= Problem to work on =
Output the entries exactly.

= Dataset records =

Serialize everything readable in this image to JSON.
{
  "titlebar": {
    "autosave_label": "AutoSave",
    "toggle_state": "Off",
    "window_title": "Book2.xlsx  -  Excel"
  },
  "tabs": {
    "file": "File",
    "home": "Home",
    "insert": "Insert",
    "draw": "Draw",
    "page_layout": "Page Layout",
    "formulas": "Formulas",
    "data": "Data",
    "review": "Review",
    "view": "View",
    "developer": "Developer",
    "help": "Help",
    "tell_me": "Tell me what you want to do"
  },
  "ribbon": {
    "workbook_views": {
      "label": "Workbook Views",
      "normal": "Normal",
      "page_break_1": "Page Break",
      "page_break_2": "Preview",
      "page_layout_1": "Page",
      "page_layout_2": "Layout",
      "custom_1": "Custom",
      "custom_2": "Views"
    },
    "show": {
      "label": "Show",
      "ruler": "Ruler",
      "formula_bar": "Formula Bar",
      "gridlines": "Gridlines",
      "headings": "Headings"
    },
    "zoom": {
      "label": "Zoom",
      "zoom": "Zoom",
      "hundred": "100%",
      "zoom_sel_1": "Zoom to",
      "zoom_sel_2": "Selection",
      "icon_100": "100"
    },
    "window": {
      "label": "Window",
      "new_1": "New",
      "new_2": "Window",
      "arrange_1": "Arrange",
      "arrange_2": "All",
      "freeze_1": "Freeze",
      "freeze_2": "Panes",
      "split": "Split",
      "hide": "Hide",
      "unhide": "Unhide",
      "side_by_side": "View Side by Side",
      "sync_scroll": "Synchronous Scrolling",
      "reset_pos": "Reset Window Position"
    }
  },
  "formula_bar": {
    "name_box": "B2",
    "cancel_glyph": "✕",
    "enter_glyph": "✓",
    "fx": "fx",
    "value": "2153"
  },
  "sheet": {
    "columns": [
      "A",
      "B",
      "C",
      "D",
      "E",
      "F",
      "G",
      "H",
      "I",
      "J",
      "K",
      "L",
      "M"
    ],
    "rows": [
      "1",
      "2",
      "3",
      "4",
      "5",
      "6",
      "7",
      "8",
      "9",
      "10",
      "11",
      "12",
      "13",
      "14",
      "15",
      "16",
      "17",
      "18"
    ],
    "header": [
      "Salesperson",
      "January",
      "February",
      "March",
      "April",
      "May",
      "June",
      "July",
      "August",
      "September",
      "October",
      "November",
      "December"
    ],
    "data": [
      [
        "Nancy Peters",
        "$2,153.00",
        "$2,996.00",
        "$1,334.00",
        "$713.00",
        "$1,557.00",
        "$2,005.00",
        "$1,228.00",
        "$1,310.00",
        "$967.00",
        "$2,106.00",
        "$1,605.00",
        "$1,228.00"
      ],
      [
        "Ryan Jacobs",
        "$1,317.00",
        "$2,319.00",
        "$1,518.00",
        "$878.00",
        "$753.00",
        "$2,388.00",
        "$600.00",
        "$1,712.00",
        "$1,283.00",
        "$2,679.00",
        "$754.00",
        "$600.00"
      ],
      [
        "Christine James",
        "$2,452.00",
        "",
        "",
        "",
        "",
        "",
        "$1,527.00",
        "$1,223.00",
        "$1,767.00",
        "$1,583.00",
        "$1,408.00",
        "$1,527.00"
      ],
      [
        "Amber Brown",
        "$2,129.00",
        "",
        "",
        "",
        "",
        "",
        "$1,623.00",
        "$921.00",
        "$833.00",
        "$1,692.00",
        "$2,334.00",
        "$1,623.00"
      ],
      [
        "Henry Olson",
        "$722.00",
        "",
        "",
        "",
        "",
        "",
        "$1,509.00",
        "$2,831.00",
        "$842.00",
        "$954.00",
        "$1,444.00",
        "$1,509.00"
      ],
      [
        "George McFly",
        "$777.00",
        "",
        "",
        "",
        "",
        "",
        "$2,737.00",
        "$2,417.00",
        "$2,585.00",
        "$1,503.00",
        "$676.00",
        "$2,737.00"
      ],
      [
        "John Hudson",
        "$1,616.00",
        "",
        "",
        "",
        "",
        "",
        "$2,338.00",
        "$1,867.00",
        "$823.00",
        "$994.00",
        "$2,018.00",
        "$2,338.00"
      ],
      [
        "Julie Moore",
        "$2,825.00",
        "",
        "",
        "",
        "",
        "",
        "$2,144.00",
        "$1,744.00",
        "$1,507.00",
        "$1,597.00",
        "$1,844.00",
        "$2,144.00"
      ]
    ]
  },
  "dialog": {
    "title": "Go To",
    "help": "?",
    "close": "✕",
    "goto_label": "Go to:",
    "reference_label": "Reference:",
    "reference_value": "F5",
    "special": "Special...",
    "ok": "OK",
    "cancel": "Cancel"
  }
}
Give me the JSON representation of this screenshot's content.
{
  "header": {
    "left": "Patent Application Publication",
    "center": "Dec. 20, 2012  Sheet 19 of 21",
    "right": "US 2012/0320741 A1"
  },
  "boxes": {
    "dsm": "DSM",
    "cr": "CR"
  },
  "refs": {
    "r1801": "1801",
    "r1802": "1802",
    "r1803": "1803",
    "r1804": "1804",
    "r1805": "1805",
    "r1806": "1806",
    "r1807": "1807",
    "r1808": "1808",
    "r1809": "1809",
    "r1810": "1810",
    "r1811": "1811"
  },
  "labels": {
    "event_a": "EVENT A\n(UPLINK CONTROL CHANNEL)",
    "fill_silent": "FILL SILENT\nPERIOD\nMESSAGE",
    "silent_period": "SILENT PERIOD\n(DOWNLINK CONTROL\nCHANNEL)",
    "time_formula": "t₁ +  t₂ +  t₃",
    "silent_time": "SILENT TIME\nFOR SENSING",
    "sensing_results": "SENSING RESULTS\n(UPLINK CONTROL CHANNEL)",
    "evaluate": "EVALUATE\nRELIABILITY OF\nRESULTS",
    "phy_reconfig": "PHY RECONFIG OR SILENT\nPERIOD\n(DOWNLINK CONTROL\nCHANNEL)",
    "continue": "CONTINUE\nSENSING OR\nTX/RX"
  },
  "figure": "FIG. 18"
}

= Written reply =
Serialize everything readable in this image to JSON.
{
  "titlebar": {
    "autosave_label": "AutoSave",
    "toggle_state": "Off",
    "window_title": "Book2.xlsx  -  Excel"
  },
  "tabs": {
    "file": "File",
    "home": "Home",
    "insert": "Insert",
    "draw": "Draw",
    "page_layout": "Page Layout",
    "formulas": "Formulas",
    "data": "Data",
    "review": "Review",
    "view": "View",
    "developer": "Developer",
    "help": "Help",
    "tell_me": "Tell me what you want to do"
  },
  "ribbon": {
    "workbook_views": {
      "label": "Workbook Views",
      "normal": "Normal",
      "page_break_1": "Page Break",
      "page_break_2": "Preview",
      "page_layout_1": "Page",
      "page_layout_2": "Layout",
      "custom_1": "Custom",
      "custom_2": "Views"
    },
    "show": {
      "label": "Show",
      "ruler": "Ruler",
      "formula_bar": "Formula Bar",
      "gridlines": "Gridlines",
      "headings": "Headings"
    },
    "zoom": {
      "label": "Zoom",
      "zoom": "Zoom",
      "hundred": "100%",
      "zoom_sel_1": "Zoom to",
      "zoom_sel_2": "Selection",
      "icon_100": "100"
    },
    "window": {
      "label": "Window",
      "new_1": "New",
      "new_2": "Window",
      "arrange_1": "Arrange",
      "arrange_2": "All",
      "freeze_1": "Freeze",
      "freeze_2": "Panes",
      "split": "Split",
      "hide": "Hide",
      "unhide": "Unhide",
      "side_by_side": "View Side by Side",
      "sync_scroll": "Synchronous Scrolling",
      "reset_pos": "Reset Window Position"
    }
  },
  "formula_bar": {
    "name_box": "B2",
    "cancel_glyph": "✕",
    "enter_glyph": "✓",
    "fx": "fx",
    "value": "2153"
  },
  "sheet": {
    "columns": [
      "A",
      "B",
      "C",
      "D",
      "E",
      "F",
      "G",
      "H",
      "I",
      "J",
      "K",
      "L",
      "M"
    ],
    "rows": [
      "1",
      "2",
      "3",
      "4",
      "5",
      "6",
      "7",
      "8",
      "9",
      "10",
      "11",
      "12",
      "13",
      "14",
      "15",
      "16",
      "17",
      "18"
    ],
    "header": [
      "Salesperson",
      "January",
      "February",
      "March",
      "April",
      "May",
      "June",
      "July",
      "August",
      "September",
      "October",
      "November",
      "December"
    ],
    "data": [
      [
        "Nancy Peters",
        "$2,153.00",
        "$2,996.00",
        "$1,334.00",
        "$713.00",
        "$1,557.00",
        "$2,005.00",
        "$1,228.00",
        "$1,310.00",
        "$967.00",
        "$2,106.00",
        "$1,605.00",
        "$1,228.00"
      ],
      [
        "Ryan Jacobs",
        "$1,317.00",
        "$2,319.00",
        "$1,518.00",
        "$878.00",
        "$753.00",
        "$2,388.00",
        "$600.00",
        "$1,712.00",
        "$1,283.00",
        "$2,679.00",
        "$754.00",
        "$600.00"
      ],
      [
        "Christine James",
        "$2,452.00",
        "",
        "",
        "",
        "",
        "",
        "$1,527.00",
        "$1,223.00",
        "$1,767.00",
        "$1,583.00",
        "$1,408.00",
        "$1,527.00"
      ],
      [
        "Amber Brown",
        "$2,129.00",
        "",
        "",
        "",
        "",
        "",
        "$1,623.00",
        "$921.00",
        "$833.00",
        "$1,692.00",
        "$2,334.00",
        "$1,623.00"
      ],
      [
        "Henry Olson",
        "$722.00",
        "",
        "",
        "",
        "",
        "",
        "$1,509.00",
        "$2,831.00",
        "$842.00",
        "$954.00",
        "$1,444.00",
        "$1,509.00"
      ],
      [
        "George McFly",
        "$777.00",
        "",
        "",
        "",
        "",
        "",
        "$2,737.00",
        "$2,417.00",
        "$2,585.00",
        "$1,503.00",
        "$676.00",
        "$2,737.00"
      ],
      [
        "John Hudson",
        "$1,616.00",
        "",
        "",
        "",
        "",
        "",
        "$2,338.00",
        "$1,867.00",
        "$823.00",
        "$994.00",
        "$2,018.00",
        "$2,338.00"
      ],
      [
        "Julie Moore",
        "$2,825.00",
        "",
        "",
        "",
        "",
        "",
        "$2,144.00",
        "$1,744.00",
        "$1,507.00",
        "$1,597.00",
        "$1,844.00",
        "$2,144.00"
      ]
    ]
  },
  "dialog": {
    "title": "Go To",
    "help": "?",
    "close": "✕",
    "goto_label": "Go to:",
    "reference_label": "Reference:",
    "reference_value": "F5",
    "special": "Special...",
    "ok": "OK",
    "cancel": "Cancel"
  }
}
Give me the JSON representation of this screenshot's content.
{
  "header": {
    "left": "Patent Application Publication",
    "center": "Dec. 20, 2012  Sheet 19 of 21",
    "right": "US 2012/0320741 A1"
  },
  "boxes": {
    "dsm": "DSM",
    "cr": "CR"
  },
  "refs": {
    "r1801": "1801",
    "r1802": "1802",
    "r1803": "1803",
    "r1804": "1804",
    "r1805": "1805",
    "r1806": "1806",
    "r1807": "1807",
    "r1808": "1808",
    "r1809": "1809",
    "r1810": "1810",
    "r1811": "1811"
  },
  "labels": {
    "event_a": "EVENT A\n(UPLINK CONTROL CHANNEL)",
    "fill_silent": "FILL SILENT\nPERIOD\nMESSAGE",
    "silent_period": "SILENT PERIOD\n(DOWNLINK CONTROL\nCHANNEL)",
    "time_formula": "t₁ +  t₂ +  t₃",
    "silent_time": "SILENT TIME\nFOR SENSING",
    "sensing_results": "SENSING RESULTS\n(UPLINK CONTROL CHANNEL)",
    "evaluate": "EVALUATE\nRELIABILITY OF\nRESULTS",
    "phy_reconfig": "PHY RECONFIG OR SILENT\nPERIOD\n(DOWNLINK CONTROL\nCHANNEL)",
    "continue": "CONTINUE\nSENSING OR\nTX/RX"
  },
  "figure": "FIG. 18"
}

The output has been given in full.